Conan: Iron Shadows in the Moon (vol. 10)
Publisher: Dark Horse
Writer(s): Timothy Truman & Darick Robertson
Artist(s): Tomás Giorello & Darick Robertson
I’ve got to admit something from the start about this book. I actually own another Dark Horse book that contains this story, but that book seems pale in comparison. Now, keep in mind that the other book is a black and white reprint of classic Conan, and this is an adaptation, and also in color. The artwork is provided by Tomás Giorello and the colors by José Villarubia in the “Iron Shadows in the Moon” story. The book also contains “Conan and the mad King of Gaul” and “Conan: The Weight of the Crown,” by Darick Robertson (writer and artist).
The first story is an excellent example of a classic Robert E. Howard story, but is greatly enhanced by Giorello’s exquisite artwork. After we see a quick interlude of a young man being murdered (that scene mirrors the crucifixion of Christ), the story begins with a young girl that’s about to be flogged by her master for trying to escape his grasp. Out of the muddy, filthy bog comes Conan. The King of Hyrkania, Amurath, is shocked to see that Conan is still alive, considering all of his fellow warriors were slaughtered by the Hyrkanians in the last couple of days.
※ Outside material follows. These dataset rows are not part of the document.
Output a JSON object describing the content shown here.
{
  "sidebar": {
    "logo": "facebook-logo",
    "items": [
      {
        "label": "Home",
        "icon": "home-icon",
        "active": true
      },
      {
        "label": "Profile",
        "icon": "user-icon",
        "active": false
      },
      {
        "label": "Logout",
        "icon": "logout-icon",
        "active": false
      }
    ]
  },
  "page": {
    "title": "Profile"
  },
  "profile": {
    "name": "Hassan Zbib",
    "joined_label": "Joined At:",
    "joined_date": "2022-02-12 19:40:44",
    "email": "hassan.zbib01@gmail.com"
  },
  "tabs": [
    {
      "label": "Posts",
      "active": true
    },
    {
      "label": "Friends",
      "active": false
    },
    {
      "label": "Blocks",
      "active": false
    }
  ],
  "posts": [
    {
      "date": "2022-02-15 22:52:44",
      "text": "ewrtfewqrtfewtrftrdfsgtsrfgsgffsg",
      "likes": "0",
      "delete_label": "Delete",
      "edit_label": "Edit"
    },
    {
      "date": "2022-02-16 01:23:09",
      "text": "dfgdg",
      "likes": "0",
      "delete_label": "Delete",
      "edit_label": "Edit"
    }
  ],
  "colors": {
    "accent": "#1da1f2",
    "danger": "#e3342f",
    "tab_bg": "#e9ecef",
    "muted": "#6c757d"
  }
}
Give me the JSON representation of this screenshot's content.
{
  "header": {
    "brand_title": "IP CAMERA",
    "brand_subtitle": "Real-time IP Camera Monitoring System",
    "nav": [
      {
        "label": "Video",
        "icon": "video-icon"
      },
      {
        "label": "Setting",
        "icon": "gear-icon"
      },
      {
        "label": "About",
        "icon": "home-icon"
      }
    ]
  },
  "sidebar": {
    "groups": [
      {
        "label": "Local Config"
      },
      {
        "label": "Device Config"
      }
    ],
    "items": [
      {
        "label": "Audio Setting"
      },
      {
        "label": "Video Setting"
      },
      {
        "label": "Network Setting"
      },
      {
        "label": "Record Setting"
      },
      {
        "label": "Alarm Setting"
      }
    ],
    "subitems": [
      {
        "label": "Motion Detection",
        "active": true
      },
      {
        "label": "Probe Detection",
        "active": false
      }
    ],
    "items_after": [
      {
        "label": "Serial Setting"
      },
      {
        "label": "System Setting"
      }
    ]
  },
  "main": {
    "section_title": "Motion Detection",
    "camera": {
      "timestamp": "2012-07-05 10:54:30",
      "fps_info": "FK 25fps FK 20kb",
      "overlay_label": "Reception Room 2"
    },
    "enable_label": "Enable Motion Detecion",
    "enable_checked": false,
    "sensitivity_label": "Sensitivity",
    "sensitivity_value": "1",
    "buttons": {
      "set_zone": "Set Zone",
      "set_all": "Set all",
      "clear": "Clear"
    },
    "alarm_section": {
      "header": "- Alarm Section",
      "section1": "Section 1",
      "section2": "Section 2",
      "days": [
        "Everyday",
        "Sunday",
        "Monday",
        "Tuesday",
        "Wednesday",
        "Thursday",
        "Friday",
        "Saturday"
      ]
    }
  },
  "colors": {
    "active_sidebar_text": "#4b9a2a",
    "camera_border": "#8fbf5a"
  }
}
Conan quickly dispatches him, but realizes he’ll soon be overwhelmed by the dead King’s forces, so he flees, and the young girl comes with him. Of course, as you can imagine, they run into all sorts of perils as Conan always does, but also in typical Conan fashion, he fights his way out of the trouble. Pirates, a giant man-ape, and also a surprise enemy right under Conan’s nose!
You won’t be disappointed by the story in this book. It’s nothing complex, but Timothy Truman (Jonah Hex, Grimjack) does a great job of taking a typical Howard story and taking the reader inside the world of Conan. You can easily find yourself slipping into the “Conan universe” while reading this book. Giorello’s artwork (Star Wars, Conan the Cimmerian) is nothing short of astounding. He seems like he was born to draw Conan or anything in this genre. The page where the man-ape bites Conan (below, click to enlarge) is just one of the fantastic panels that proves my point and his artistic chops. Dark Horse has done a very good job with these Howard adaptations, and I for one hope that they keep them coming, full speed ahead!
A copy of this book was provided by the publisher.